=== Section Start ===
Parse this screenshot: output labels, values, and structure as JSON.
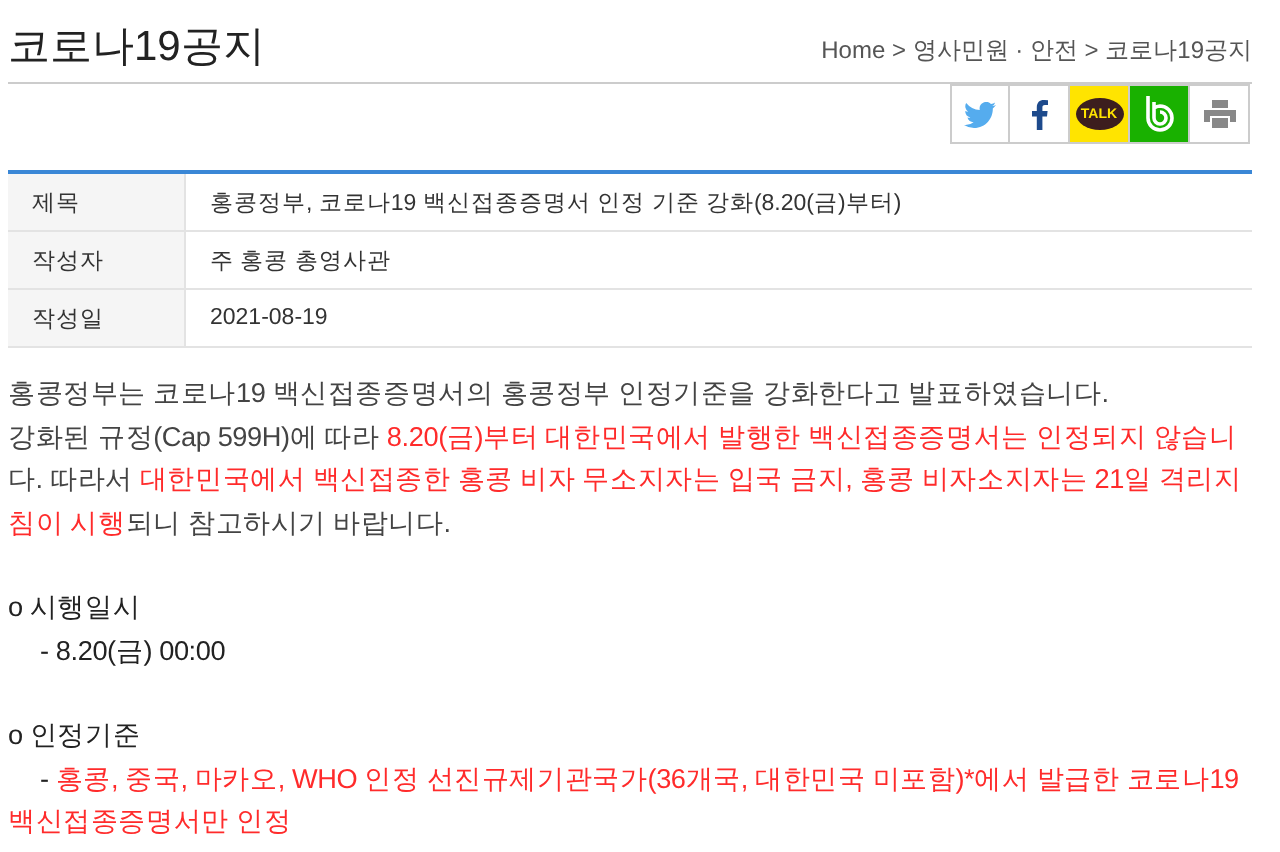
{
  "page_title": "코로나19공지",
  "breadcrumb": "Home > 영사민원 · 안전 > 코로나19공지",
  "share_buttons": [
    {
      "kind": "twitter"
    },
    {
      "kind": "facebook"
    },
    {
      "kind": "kakao",
      "label": "TALK"
    },
    {
      "kind": "band"
    },
    {
      "kind": "print"
    }
  ],
  "info": [
    {
      "label": "제목",
      "value": "홍콩정부, 코로나19 백신접종증명서 인정 기준 강화(8.20(금)부터)"
    },
    {
      "label": "작성자",
      "value": "주 홍콩 총영사관"
    },
    {
      "label": "작성일",
      "value": "2021-08-19"
    }
  ],
  "body": [
    {
      "kind": "paragraph",
      "segments": [
        {
          "text": "홍콩정부는 코로나19 백신접종증명서의 홍콩정부 인정기준을 강화한다고 발표하였습니다.",
          "highlight": false
        }
      ]
    },
    {
      "kind": "paragraph",
      "segments": [
        {
          "text": "강화된 규정(Cap 599H)에 따라 ",
          "highlight": false
        },
        {
          "text": "8.20(금)부터 대한민국에서 발행한 백신접종증명서는 인정되지 않습니",
          "highlight": true
        },
        {
          "text": "다. 따라서 ",
          "highlight": false
        },
        {
          "text": "대한민국에서 백신접종한 홍콩 비자 무소지자는 입국 금지, 홍콩 비자소지자는 21일 격리지침이 시행",
          "highlight": true
        },
        {
          "text": "되니 참고하시기 바랍니다.",
          "highlight": false
        }
      ]
    },
    {
      "kind": "heading",
      "segments": [
        {
          "text": "o 시행일시",
          "highlight": false
        }
      ]
    },
    {
      "kind": "detail",
      "segments": [
        {
          "text": "- 8.20(금) 00:00",
          "highlight": false
        }
      ]
    },
    {
      "kind": "heading",
      "segments": [
        {
          "text": "o 인정기준",
          "highlight": false
        }
      ]
    },
    {
      "kind": "detail",
      "segments": [
        {
          "text": "- ",
          "highlight": false
        },
        {
          "text": "홍콩, 중국, 마카오, WHO 인정 선진규제기관국가(36개국, 대한민국 미포함)*에서 발급한 코로나19 백신접종증명서만 인정",
          "highlight": true
        }
      ]
    }
  ]
}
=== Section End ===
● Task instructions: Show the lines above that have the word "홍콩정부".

● Response:
      "value": "홍콩정부, 코로나19 백신접종증명서 인정 기준 강화(8.20(금)부터)"
          "text": "홍콩정부는 코로나19 백신접종증명서의 홍콩정부 인정기준을 강화한다고 발표하였습니다.",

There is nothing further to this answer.